**Items from an interface collection**
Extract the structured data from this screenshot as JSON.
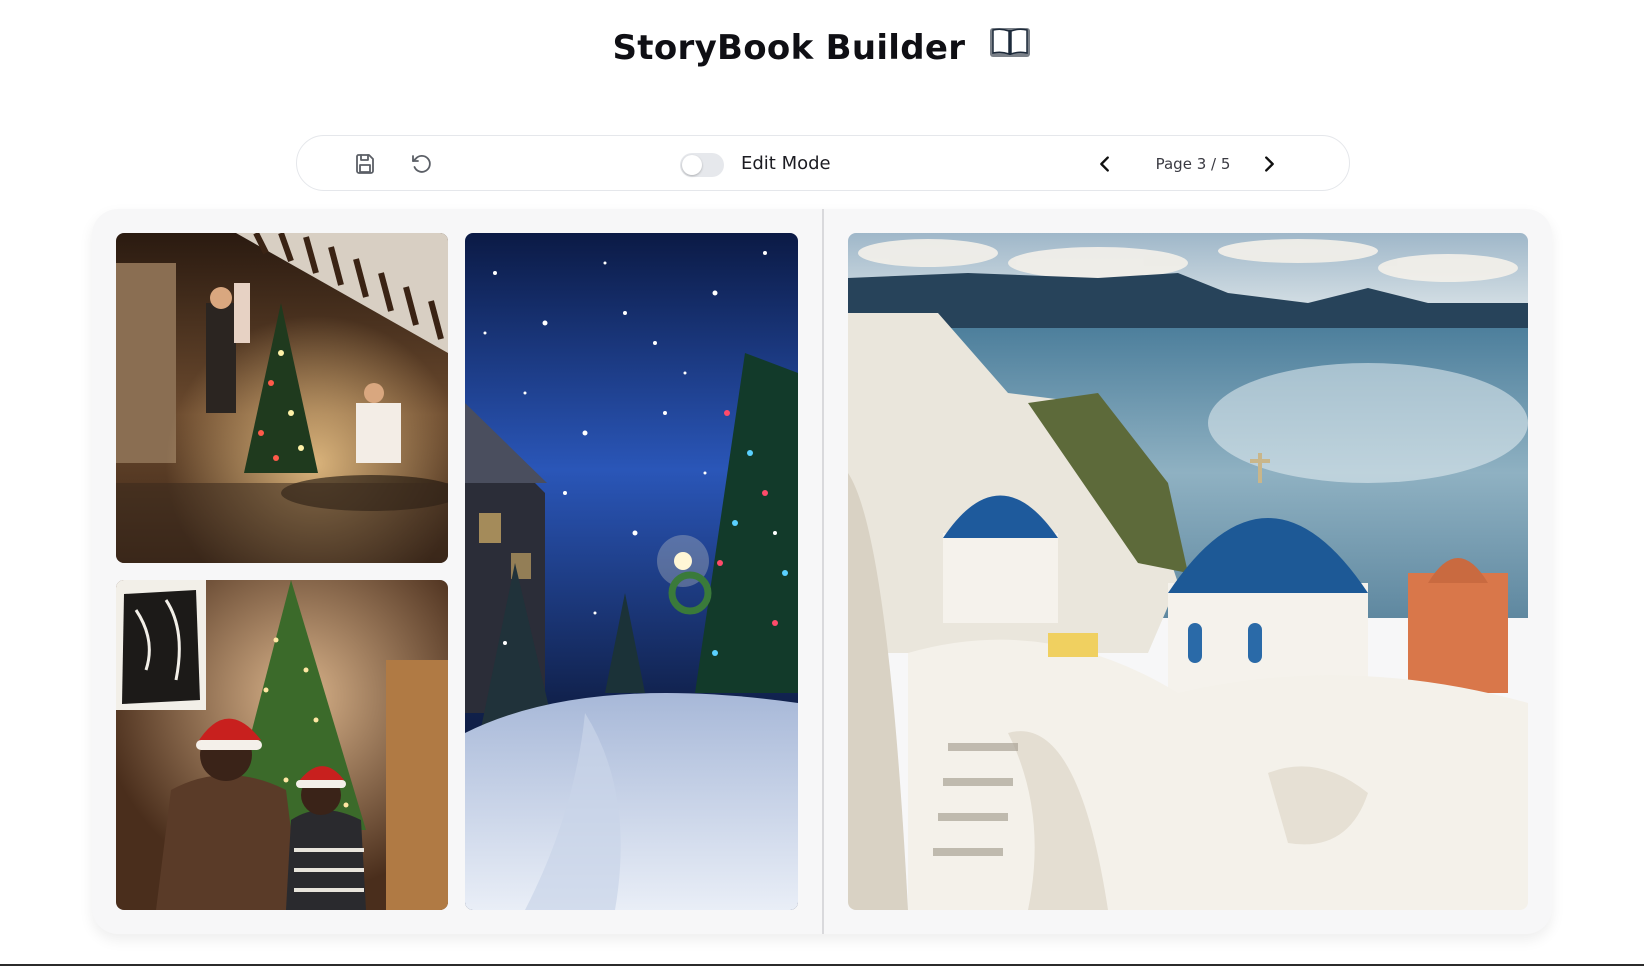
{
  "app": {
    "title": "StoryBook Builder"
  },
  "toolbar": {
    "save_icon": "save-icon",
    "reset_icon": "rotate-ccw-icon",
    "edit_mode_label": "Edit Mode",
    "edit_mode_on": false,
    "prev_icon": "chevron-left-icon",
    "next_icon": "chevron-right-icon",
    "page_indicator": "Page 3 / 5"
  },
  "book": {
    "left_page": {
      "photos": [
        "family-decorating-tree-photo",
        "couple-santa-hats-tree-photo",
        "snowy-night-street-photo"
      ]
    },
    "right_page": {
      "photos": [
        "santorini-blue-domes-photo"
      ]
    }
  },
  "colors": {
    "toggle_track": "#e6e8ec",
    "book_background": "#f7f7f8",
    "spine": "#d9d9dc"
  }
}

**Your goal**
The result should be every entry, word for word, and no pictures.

**Answer section**
Extract the structured data from this screenshot as JSON.
{
  "app": {
    "title": "StoryBook Builder"
  },
  "toolbar": {
    "save_icon": "save-icon",
    "reset_icon": "rotate-ccw-icon",
    "edit_mode_label": "Edit Mode",
    "edit_mode_on": false,
    "prev_icon": "chevron-left-icon",
    "next_icon": "chevron-right-icon",
    "page_indicator": "Page 3 / 5"
  },
  "book": {
    "left_page": {
      "photos": [
        "family-decorating-tree-photo",
        "couple-santa-hats-tree-photo",
        "snowy-night-street-photo"
      ]
    },
    "right_page": {
      "photos": [
        "santorini-blue-domes-photo"
      ]
    }
  },
  "colors": {
    "toggle_track": "#e6e8ec",
    "book_background": "#f7f7f8",
    "spine": "#d9d9dc"
  }
}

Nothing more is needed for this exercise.